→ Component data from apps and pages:

===============

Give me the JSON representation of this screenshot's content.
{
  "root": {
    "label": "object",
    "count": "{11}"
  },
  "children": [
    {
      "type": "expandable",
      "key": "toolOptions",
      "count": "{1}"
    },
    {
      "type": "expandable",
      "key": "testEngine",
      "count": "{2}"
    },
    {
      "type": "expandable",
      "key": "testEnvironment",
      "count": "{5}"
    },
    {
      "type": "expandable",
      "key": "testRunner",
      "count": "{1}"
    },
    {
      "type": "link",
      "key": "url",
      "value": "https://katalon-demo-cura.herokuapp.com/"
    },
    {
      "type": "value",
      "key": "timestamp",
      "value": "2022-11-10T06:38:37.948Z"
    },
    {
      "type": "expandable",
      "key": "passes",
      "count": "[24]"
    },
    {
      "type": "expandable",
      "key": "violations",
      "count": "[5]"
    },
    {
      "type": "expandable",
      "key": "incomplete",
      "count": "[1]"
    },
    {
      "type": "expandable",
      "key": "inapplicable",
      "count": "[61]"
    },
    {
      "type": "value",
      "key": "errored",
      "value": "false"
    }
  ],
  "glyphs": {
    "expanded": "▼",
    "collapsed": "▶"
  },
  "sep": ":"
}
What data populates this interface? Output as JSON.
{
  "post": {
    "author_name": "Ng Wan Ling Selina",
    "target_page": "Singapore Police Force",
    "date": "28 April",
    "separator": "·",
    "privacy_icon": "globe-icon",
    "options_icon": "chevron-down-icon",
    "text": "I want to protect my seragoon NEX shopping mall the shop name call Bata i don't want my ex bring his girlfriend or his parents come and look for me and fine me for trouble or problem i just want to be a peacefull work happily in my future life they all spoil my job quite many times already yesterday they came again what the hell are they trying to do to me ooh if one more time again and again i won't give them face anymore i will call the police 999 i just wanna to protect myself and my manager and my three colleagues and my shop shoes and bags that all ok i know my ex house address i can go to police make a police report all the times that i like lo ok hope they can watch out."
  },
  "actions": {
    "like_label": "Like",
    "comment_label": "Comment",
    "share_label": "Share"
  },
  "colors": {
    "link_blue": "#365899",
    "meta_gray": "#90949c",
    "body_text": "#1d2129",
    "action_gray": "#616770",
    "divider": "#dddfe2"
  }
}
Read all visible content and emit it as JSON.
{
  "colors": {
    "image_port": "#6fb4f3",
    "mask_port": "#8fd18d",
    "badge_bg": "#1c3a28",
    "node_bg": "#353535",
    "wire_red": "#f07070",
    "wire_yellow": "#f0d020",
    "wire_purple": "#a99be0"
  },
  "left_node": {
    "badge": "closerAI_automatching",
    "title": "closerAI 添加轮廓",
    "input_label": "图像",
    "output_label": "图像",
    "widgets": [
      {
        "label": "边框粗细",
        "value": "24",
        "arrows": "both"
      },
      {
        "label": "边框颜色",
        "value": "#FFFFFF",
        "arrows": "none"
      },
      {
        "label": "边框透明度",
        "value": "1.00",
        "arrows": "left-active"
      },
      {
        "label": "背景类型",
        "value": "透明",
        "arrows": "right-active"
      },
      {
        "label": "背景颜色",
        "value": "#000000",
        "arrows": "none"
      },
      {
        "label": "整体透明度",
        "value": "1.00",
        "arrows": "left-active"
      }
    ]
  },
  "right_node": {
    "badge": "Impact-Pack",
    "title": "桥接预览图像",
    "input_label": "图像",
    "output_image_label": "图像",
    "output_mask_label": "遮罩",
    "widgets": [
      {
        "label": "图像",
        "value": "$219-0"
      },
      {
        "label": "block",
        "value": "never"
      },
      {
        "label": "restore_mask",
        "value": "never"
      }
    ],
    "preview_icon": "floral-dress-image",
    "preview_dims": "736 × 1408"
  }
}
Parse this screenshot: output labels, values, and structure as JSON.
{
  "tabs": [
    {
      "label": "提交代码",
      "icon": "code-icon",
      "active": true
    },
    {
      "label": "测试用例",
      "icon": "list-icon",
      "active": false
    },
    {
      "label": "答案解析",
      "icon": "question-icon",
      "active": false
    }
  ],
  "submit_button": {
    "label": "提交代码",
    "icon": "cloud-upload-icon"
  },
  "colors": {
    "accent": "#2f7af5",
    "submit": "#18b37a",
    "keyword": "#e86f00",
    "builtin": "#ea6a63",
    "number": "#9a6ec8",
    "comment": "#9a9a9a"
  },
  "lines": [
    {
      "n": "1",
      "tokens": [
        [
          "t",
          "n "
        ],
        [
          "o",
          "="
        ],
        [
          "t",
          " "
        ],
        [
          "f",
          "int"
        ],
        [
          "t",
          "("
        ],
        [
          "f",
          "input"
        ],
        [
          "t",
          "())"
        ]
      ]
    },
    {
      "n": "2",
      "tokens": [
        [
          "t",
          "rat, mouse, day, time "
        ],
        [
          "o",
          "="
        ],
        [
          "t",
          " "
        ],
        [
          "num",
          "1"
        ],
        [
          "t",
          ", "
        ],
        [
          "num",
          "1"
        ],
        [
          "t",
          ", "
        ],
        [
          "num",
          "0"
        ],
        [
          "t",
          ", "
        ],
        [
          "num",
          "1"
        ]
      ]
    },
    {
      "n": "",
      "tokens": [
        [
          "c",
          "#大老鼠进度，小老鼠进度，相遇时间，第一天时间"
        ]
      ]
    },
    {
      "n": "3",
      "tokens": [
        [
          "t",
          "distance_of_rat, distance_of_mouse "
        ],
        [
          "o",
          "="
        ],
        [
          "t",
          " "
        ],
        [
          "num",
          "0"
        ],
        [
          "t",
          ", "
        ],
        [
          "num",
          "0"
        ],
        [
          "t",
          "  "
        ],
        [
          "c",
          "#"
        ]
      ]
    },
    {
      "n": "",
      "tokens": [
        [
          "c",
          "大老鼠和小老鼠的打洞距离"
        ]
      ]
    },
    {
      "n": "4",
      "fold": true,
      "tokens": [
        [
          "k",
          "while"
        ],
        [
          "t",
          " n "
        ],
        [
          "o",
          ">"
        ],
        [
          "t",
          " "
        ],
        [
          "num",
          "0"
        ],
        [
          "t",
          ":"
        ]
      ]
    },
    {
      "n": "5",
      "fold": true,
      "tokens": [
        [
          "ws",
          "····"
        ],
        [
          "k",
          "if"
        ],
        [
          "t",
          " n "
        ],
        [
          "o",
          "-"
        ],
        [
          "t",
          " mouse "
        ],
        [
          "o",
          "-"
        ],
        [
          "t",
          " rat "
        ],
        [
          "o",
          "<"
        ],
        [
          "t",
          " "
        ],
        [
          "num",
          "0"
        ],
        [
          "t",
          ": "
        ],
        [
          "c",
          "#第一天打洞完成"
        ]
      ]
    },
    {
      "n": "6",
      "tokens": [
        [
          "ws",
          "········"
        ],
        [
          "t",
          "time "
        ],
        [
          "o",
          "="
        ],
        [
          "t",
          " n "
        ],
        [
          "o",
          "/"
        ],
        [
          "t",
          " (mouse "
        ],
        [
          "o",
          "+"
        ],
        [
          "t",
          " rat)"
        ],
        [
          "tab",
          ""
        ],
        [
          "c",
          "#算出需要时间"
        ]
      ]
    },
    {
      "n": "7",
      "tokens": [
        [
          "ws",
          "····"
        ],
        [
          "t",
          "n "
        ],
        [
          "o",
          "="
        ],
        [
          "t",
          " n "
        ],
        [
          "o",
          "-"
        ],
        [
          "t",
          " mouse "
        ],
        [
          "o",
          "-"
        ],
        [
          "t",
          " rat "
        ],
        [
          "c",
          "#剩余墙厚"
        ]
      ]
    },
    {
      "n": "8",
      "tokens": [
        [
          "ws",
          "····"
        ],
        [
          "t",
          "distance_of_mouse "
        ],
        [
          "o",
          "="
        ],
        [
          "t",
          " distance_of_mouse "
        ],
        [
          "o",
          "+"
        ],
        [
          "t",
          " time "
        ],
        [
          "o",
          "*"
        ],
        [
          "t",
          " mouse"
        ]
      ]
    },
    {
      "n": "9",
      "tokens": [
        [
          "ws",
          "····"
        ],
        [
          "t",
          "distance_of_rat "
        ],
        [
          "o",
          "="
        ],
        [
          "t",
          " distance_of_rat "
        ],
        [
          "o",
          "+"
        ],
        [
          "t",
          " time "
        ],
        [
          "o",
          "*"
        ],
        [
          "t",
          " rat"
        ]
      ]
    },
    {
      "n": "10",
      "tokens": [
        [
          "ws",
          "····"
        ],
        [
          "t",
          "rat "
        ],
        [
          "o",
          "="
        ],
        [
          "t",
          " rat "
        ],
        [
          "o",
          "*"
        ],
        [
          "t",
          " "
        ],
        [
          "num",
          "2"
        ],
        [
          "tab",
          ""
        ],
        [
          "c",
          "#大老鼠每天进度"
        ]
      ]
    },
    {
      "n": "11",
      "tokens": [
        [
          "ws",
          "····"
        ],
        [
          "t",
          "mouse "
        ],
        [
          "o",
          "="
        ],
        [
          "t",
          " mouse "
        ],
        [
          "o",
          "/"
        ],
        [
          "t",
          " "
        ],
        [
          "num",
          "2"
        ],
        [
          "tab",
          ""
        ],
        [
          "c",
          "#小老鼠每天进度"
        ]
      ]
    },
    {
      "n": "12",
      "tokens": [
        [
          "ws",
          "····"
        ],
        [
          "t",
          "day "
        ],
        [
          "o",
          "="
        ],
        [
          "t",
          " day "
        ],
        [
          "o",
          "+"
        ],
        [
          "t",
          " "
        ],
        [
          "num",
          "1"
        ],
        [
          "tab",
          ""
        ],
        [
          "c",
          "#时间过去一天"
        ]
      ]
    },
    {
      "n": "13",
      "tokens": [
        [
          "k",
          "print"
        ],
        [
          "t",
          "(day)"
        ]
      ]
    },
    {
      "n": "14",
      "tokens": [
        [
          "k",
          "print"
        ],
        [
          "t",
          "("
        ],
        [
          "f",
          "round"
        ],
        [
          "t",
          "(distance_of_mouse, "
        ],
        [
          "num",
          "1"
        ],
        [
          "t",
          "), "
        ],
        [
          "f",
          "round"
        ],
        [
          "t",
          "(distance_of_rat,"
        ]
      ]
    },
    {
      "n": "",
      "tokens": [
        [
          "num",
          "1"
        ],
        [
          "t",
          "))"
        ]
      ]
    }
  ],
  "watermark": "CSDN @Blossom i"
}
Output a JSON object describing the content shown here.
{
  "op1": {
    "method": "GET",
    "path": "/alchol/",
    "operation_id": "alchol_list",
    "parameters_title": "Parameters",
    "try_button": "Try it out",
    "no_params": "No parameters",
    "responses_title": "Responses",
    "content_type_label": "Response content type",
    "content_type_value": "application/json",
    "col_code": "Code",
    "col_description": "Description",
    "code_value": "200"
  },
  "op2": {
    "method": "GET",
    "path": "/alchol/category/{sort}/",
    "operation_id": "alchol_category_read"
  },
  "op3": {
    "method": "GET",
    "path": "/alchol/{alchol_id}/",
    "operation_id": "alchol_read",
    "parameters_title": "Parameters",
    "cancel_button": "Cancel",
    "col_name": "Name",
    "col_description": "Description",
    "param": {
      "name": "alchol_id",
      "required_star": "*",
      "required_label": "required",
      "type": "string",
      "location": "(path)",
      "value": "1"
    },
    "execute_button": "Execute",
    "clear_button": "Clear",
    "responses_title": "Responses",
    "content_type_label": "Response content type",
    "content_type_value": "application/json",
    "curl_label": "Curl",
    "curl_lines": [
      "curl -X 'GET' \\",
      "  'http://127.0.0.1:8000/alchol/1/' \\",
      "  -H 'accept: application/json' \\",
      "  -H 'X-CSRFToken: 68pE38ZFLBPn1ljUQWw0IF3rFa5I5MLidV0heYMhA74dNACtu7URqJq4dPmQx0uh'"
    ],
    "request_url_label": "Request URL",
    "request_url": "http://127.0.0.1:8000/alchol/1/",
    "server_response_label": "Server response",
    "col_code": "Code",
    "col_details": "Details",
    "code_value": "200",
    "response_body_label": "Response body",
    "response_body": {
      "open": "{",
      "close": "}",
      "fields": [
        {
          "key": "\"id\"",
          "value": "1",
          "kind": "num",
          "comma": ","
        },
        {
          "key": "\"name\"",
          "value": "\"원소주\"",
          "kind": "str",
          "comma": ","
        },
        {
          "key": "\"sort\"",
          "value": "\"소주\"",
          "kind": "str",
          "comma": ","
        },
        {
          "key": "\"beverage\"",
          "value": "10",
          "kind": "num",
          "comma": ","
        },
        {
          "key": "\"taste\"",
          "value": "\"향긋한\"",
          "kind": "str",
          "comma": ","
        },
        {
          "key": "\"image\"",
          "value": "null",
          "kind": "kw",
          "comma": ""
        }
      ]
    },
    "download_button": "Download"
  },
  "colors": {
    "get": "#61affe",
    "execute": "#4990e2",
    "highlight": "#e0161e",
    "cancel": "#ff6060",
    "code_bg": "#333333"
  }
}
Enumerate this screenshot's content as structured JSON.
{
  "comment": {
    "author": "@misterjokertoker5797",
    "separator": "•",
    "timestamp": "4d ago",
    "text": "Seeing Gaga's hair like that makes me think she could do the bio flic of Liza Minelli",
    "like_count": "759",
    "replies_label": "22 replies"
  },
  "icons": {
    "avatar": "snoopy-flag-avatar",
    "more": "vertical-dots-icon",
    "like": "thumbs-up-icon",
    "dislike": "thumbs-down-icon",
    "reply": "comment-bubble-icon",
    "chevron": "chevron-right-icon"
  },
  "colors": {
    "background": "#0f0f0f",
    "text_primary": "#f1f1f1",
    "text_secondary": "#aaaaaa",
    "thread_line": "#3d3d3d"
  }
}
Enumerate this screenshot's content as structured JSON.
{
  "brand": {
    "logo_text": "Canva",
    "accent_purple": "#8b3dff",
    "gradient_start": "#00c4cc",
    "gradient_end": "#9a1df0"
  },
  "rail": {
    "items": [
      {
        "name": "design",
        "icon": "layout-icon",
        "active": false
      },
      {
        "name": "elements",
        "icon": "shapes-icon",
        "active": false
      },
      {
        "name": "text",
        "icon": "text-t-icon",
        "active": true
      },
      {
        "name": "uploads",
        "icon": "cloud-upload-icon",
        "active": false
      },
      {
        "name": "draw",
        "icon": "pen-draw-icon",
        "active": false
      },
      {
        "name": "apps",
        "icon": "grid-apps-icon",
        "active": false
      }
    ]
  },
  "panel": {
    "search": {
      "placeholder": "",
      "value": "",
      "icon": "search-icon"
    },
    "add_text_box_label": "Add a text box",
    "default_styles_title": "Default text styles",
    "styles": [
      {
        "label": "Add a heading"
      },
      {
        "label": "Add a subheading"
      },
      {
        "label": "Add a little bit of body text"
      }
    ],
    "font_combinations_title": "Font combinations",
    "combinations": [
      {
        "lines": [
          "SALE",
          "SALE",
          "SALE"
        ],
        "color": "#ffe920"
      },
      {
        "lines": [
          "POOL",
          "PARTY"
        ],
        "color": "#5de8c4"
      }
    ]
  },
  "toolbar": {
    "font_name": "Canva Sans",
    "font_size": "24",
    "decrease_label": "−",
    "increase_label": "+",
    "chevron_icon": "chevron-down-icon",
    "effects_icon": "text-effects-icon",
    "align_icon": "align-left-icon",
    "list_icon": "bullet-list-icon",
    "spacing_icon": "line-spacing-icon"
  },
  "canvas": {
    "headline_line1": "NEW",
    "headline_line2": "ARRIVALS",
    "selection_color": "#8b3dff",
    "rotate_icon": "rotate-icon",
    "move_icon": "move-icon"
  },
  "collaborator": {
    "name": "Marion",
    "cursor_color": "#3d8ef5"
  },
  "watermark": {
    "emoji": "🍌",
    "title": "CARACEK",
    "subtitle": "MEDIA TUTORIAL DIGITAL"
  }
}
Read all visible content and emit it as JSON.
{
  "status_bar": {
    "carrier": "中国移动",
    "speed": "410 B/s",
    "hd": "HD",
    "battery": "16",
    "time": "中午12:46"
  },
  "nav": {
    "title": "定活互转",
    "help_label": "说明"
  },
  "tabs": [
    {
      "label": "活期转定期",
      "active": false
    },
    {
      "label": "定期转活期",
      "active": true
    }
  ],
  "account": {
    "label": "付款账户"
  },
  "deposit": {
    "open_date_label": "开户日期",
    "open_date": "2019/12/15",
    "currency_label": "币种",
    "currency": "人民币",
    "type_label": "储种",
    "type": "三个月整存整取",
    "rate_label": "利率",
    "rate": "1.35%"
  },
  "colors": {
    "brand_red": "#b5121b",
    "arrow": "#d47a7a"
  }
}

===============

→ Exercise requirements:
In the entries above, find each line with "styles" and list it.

→ Solution to the problem:
    "default_styles_title": "Default text styles",
    "styles": [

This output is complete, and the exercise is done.